» **DATA PROVIDED**:
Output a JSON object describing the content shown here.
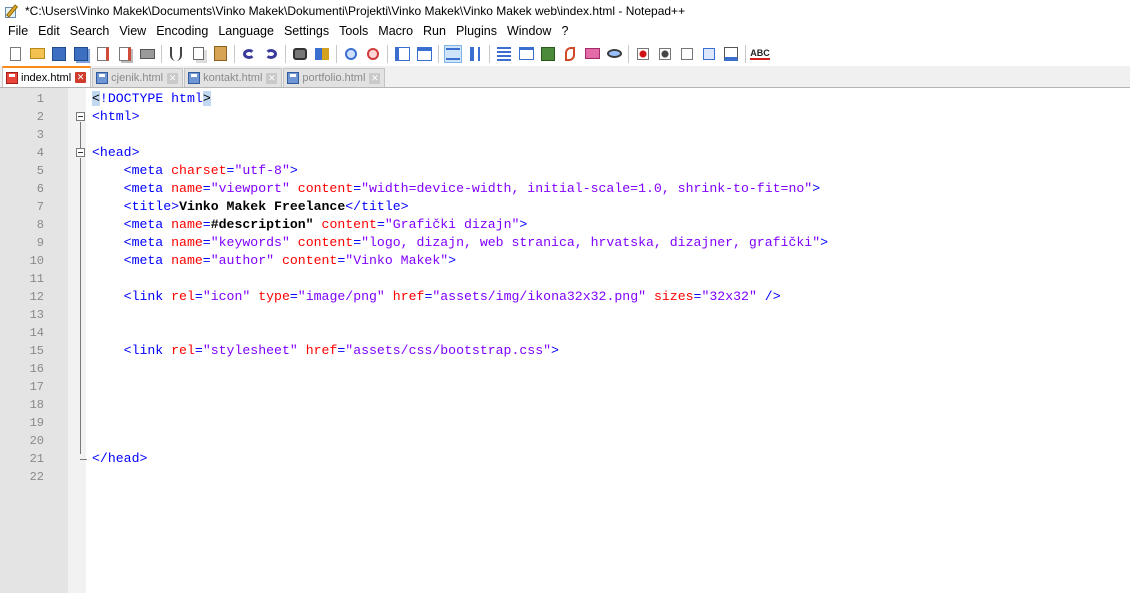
{
  "window": {
    "title": "*C:\\Users\\Vinko Makek\\Documents\\Vinko Makek\\Dokumenti\\Projekti\\Vinko Makek\\Vinko Makek web\\index.html - Notepad++"
  },
  "menu": [
    "File",
    "Edit",
    "Search",
    "View",
    "Encoding",
    "Language",
    "Settings",
    "Tools",
    "Macro",
    "Run",
    "Plugins",
    "Window",
    "?"
  ],
  "toolbar": {
    "buttons": [
      "new-file",
      "open-file",
      "save",
      "save-all",
      "close",
      "close-all",
      "print",
      "cut",
      "copy",
      "paste",
      "undo",
      "redo",
      "find",
      "replace",
      "zoom-in",
      "zoom-out",
      "sync-vertical",
      "sync-horizontal",
      "word-wrap",
      "show-all-chars",
      "indent-guide",
      "user-defined-language",
      "document-map",
      "function-list",
      "folder-as-workspace",
      "monitoring",
      "record-macro",
      "stop-record",
      "play-macro",
      "run-macro-multiple",
      "save-macro",
      "spell-check"
    ],
    "spell_label": "ABC"
  },
  "tabs": [
    {
      "label": "index.html",
      "active": true,
      "modified": true
    },
    {
      "label": "cjenik.html",
      "active": false,
      "modified": false
    },
    {
      "label": "kontakt.html",
      "active": false,
      "modified": false
    },
    {
      "label": "portfolio.html",
      "active": false,
      "modified": false
    }
  ],
  "colors": {
    "tag": "#0000ff",
    "attribute": "#ff0000",
    "value": "#8000ff",
    "active_tab_accent": "#fa8a1a"
  },
  "editor": {
    "lines": [
      {
        "n": "1",
        "code": [
          {
            "t": "hl",
            "v": "<"
          },
          {
            "t": "tag",
            "v": "!DOCTYPE html"
          },
          {
            "t": "hl",
            "v": ">"
          }
        ]
      },
      {
        "n": "2",
        "code": [
          {
            "t": "tag",
            "v": "<html>"
          }
        ]
      },
      {
        "n": "3",
        "code": []
      },
      {
        "n": "4",
        "code": [
          {
            "t": "tag",
            "v": "<head>"
          }
        ]
      },
      {
        "n": "5",
        "code": [
          {
            "t": "tag",
            "v": "    <meta "
          },
          {
            "t": "attr",
            "v": "charset"
          },
          {
            "t": "tag",
            "v": "="
          },
          {
            "t": "val",
            "v": "\"utf-8\""
          },
          {
            "t": "tag",
            "v": ">"
          }
        ]
      },
      {
        "n": "6",
        "code": [
          {
            "t": "tag",
            "v": "    <meta "
          },
          {
            "t": "attr",
            "v": "name"
          },
          {
            "t": "tag",
            "v": "="
          },
          {
            "t": "val",
            "v": "\"viewport\""
          },
          {
            "t": "tag",
            "v": " "
          },
          {
            "t": "attr",
            "v": "content"
          },
          {
            "t": "tag",
            "v": "="
          },
          {
            "t": "val",
            "v": "\"width=device-width, initial-scale=1.0, shrink-to-fit=no\""
          },
          {
            "t": "tag",
            "v": ">"
          }
        ]
      },
      {
        "n": "7",
        "code": [
          {
            "t": "tag",
            "v": "    <title>"
          },
          {
            "t": "txt",
            "v": "Vinko Makek Freelance"
          },
          {
            "t": "tag",
            "v": "</title>"
          }
        ]
      },
      {
        "n": "8",
        "code": [
          {
            "t": "tag",
            "v": "    <meta "
          },
          {
            "t": "attr",
            "v": "name"
          },
          {
            "t": "tag",
            "v": "="
          },
          {
            "t": "txt",
            "v": "#description\""
          },
          {
            "t": "tag",
            "v": " "
          },
          {
            "t": "attr",
            "v": "content"
          },
          {
            "t": "tag",
            "v": "="
          },
          {
            "t": "val",
            "v": "\"Grafički dizajn\""
          },
          {
            "t": "tag",
            "v": ">"
          }
        ]
      },
      {
        "n": "9",
        "code": [
          {
            "t": "tag",
            "v": "    <meta "
          },
          {
            "t": "attr",
            "v": "name"
          },
          {
            "t": "tag",
            "v": "="
          },
          {
            "t": "val",
            "v": "\"keywords\""
          },
          {
            "t": "tag",
            "v": " "
          },
          {
            "t": "attr",
            "v": "content"
          },
          {
            "t": "tag",
            "v": "="
          },
          {
            "t": "val",
            "v": "\"logo, dizajn, web stranica, hrvatska, dizajner, grafički\""
          },
          {
            "t": "tag",
            "v": ">"
          }
        ]
      },
      {
        "n": "10",
        "code": [
          {
            "t": "tag",
            "v": "    <meta "
          },
          {
            "t": "attr",
            "v": "name"
          },
          {
            "t": "tag",
            "v": "="
          },
          {
            "t": "val",
            "v": "\"author\""
          },
          {
            "t": "tag",
            "v": " "
          },
          {
            "t": "attr",
            "v": "content"
          },
          {
            "t": "tag",
            "v": "="
          },
          {
            "t": "val",
            "v": "\"Vinko Makek\""
          },
          {
            "t": "tag",
            "v": ">"
          }
        ]
      },
      {
        "n": "11",
        "code": []
      },
      {
        "n": "12",
        "code": [
          {
            "t": "tag",
            "v": "    <link "
          },
          {
            "t": "attr",
            "v": "rel"
          },
          {
            "t": "tag",
            "v": "="
          },
          {
            "t": "val",
            "v": "\"icon\""
          },
          {
            "t": "tag",
            "v": " "
          },
          {
            "t": "attr",
            "v": "type"
          },
          {
            "t": "tag",
            "v": "="
          },
          {
            "t": "val",
            "v": "\"image/png\""
          },
          {
            "t": "tag",
            "v": " "
          },
          {
            "t": "attr",
            "v": "href"
          },
          {
            "t": "tag",
            "v": "="
          },
          {
            "t": "val",
            "v": "\"assets/img/ikona32x32.png\""
          },
          {
            "t": "tag",
            "v": " "
          },
          {
            "t": "attr",
            "v": "sizes"
          },
          {
            "t": "tag",
            "v": "="
          },
          {
            "t": "val",
            "v": "\"32x32\""
          },
          {
            "t": "tag",
            "v": " />"
          }
        ]
      },
      {
        "n": "13",
        "code": []
      },
      {
        "n": "14",
        "code": []
      },
      {
        "n": "15",
        "code": [
          {
            "t": "tag",
            "v": "    <link "
          },
          {
            "t": "attr",
            "v": "rel"
          },
          {
            "t": "tag",
            "v": "="
          },
          {
            "t": "val",
            "v": "\"stylesheet\""
          },
          {
            "t": "tag",
            "v": " "
          },
          {
            "t": "attr",
            "v": "href"
          },
          {
            "t": "tag",
            "v": "="
          },
          {
            "t": "val",
            "v": "\"assets/css/bootstrap.css\""
          },
          {
            "t": "tag",
            "v": ">"
          }
        ]
      },
      {
        "n": "16",
        "code": []
      },
      {
        "n": "17",
        "code": []
      },
      {
        "n": "18",
        "code": []
      },
      {
        "n": "19",
        "code": []
      },
      {
        "n": "20",
        "code": []
      },
      {
        "n": "21",
        "code": [
          {
            "t": "tag",
            "v": "</head>"
          }
        ]
      },
      {
        "n": "22",
        "code": []
      }
    ]
  }
}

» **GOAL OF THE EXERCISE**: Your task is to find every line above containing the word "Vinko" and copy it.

» **ANSWER FOR THIS EXERCISE**:
    "title": "*C:\\Users\\Vinko Makek\\Documents\\Vinko Makek\\Dokumenti\\Projekti\\Vinko Makek\\Vinko Makek web\\index.html - Notepad++"
            "v": "Vinko Makek Freelance"
            "v": "\"Vinko Makek\""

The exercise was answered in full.